On June 1, 2011, activists with the Karnataka Rajya Raitha Sangha (KRRS) blocked the Mangalore-Mumbai Matsyagandha Express train for 10 minutes in Nandikoor, Karnataka. The purpose of the protest was to show opposition to the transportation of coal by railway from the New Mangalore Port to the Udupi station. According to the activists, a condition for the environmental clearance granted to the plant was that coal would be transported through a closed conveyer system. Transportation in open railroad cars was producing damage to crops, agricultural land, drinking water, and public health, according to the activists.[26] Local resident Sundari Shetti complained, “The house is always coated with a thick layer of ash. I have difficulty in breathing and the constant drone of Lorries transporting fly ash way into the midnight has affected my health.” Village panchayat president Sunil Raj Shetty said that no permission had been sought from the local administration before giving the ash pond the green signal. He said, “It used to be a fresh water lake - the Daddikere Lake.”[27]

Articles and Resources


  1. Lanco, "Power", Lanco website, accessed July 2011.
  2. "India Central Electricity Authority Monthly Report," India Central Electricity Authority, April 2011.
  3. "Udupi Power Corporation Limited," CARE Ratings, October 29, 2021
  4. "Pending Application of IPPs up to July 31, 2011," Ministry of Coal
  5. "J-13012/73/2010 - IA. II (T)," Ministry of Environment and Forests, August 11, 2010
  6. "With Udupi plant under belt, Adani Power’s installed capacity to cross 10440 MW," The Hindu, August 2014.
  7. Terms of reference, India MoEF, Aug 13, 2015
  8. Cover letter for Form 1," Adani, May 15, 2015
  9. "Adani’s Udupi power plant to add 1600 MW by 2020," The Hindu, Sep 1, 2016
  10. "EIA," Adani Power, Dec 2016
  11. Environmental Clearance, India MoEF, Aug 1, 2017
  12. "Adani Power arm gets more land at NMPT for project expansion," The Hindu, June 15, 2018
  13. 13.0 13.1 "Clearance for UPCL expansion project 'illegal': NGT," Deccan Herald, March 15, 2019
  14. "Amid NGT riders, Adani UPCL revives expansion bid," deccanherald.com, August 30, 2019
  15. of reference, India MoEF, October 10, 2019
  16. "Interim Report," Environmental Management & Policy Research Institute (EMPRI), 2021
  17. "Final Assessment Report: Environmental Carrying Capacity study for expansion of 2 X 600 MW Udupi Power Plant," Environmental Management & Policy Research Institute (EMPRI), December 2021
  18. "‘Gross environmental mismanagement’: Adani’s Udupi coal-power plant fined over US $6 million," Adani Watch, June 24, 2022
  19. 19.0 19.1 "Adani appeals against US $6.7-million fine at Udupi," Adani Watch, October 24, 2022
  20. "Outcome of the Board Meeting held on 3rd August 2022 and Submission of Unaudited Financial Results," Adani Power, November 2022
  21. "Adani Power receives NCLT nod for amalgamation of 6 subsidiaries with company," Live Mint, February 9, 2023
  22. "Annexure 1: Scheme of Amalgamation," Notice: Unsecured Creditors, meeting November 2, 2022
  23. "Application for Transfer of Environmental Clearance," Parivesh, Proposal No. : IA/KA/THE/297953/2023, accessed May 2023
  24. "Undertaking on behalf of Adani Power Limited," Adani, February 25, 2023
  25. "Adani completes Lanco’s INR 6,300-cr. Udupi power plant deal," Exim News Service, May 4, 2015
  26. "KRRS protests against Konkan Railway for transporting coal to UPCL," The Hindu, June 2, 2011
  27. Garima Goel, "Part 1: The arrogant neighbor," The Manipal Journal, March 22, 2011

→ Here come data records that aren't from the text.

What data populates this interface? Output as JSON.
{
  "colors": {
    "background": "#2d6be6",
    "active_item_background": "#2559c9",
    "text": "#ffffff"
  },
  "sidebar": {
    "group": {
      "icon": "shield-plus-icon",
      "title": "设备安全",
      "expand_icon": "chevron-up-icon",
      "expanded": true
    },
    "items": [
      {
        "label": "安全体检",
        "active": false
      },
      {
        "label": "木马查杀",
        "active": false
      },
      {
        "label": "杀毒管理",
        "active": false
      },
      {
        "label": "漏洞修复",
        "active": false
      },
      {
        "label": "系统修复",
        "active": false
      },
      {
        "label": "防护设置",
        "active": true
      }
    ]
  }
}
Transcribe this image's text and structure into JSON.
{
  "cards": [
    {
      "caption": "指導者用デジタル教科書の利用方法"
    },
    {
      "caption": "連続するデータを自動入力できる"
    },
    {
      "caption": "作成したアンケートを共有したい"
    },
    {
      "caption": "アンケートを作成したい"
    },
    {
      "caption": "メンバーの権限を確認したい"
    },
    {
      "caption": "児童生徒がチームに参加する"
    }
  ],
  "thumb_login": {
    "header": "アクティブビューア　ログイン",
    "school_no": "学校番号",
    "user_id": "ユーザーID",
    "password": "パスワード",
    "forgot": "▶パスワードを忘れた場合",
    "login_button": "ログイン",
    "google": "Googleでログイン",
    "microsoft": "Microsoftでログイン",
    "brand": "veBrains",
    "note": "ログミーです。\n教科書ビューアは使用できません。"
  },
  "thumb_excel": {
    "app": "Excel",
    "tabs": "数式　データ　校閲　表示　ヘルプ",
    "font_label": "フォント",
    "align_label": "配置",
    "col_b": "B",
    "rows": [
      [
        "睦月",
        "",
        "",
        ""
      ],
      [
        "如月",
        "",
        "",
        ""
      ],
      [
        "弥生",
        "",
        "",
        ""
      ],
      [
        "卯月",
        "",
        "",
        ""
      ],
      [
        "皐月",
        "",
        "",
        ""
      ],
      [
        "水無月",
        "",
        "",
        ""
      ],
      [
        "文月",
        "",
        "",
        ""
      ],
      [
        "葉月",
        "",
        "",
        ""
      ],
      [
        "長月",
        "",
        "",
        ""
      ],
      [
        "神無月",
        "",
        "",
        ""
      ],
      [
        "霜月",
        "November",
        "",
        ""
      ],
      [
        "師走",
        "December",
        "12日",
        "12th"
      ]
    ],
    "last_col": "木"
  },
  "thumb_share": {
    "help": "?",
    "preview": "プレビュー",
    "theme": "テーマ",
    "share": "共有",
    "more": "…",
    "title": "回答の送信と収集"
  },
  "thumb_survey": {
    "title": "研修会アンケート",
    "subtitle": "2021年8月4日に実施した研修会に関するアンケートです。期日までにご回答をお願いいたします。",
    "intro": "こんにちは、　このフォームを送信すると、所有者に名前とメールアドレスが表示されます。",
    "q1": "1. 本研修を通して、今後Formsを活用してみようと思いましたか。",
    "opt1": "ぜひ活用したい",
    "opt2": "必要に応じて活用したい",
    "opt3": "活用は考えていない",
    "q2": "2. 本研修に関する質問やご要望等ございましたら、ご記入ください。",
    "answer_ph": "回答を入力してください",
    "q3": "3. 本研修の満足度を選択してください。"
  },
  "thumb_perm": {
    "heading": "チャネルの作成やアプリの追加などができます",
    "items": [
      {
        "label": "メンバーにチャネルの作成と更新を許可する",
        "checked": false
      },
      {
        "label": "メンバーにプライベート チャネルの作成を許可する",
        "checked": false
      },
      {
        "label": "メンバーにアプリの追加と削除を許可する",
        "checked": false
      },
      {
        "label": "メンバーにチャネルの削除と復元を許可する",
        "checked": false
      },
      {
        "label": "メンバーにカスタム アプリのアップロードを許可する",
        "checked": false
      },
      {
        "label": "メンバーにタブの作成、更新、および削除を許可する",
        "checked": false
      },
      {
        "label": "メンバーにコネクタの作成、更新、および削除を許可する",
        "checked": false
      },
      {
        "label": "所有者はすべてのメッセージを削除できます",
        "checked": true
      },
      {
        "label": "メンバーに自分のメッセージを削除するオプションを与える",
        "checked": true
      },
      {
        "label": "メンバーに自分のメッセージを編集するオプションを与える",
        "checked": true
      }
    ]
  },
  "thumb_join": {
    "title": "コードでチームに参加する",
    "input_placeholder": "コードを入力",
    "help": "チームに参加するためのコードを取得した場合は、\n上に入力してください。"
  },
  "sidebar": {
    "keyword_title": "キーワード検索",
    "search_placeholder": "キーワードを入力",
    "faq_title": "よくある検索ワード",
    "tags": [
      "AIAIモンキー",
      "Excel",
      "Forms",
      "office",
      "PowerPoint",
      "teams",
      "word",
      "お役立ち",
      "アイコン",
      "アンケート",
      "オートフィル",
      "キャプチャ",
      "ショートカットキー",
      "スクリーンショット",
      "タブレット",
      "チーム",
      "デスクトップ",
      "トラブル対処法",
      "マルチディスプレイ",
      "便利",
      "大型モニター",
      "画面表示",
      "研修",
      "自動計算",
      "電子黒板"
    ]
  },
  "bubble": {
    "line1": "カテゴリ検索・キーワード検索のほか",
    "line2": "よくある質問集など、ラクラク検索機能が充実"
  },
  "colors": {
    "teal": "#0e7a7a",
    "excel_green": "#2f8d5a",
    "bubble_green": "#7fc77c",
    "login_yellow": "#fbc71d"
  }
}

Additional data

To access additional data, including an interactive map of coal-fired power stations, a downloadable dataset, and summary data, please visit the Global Coal Plant Tracker on the Global Energy Monitor website.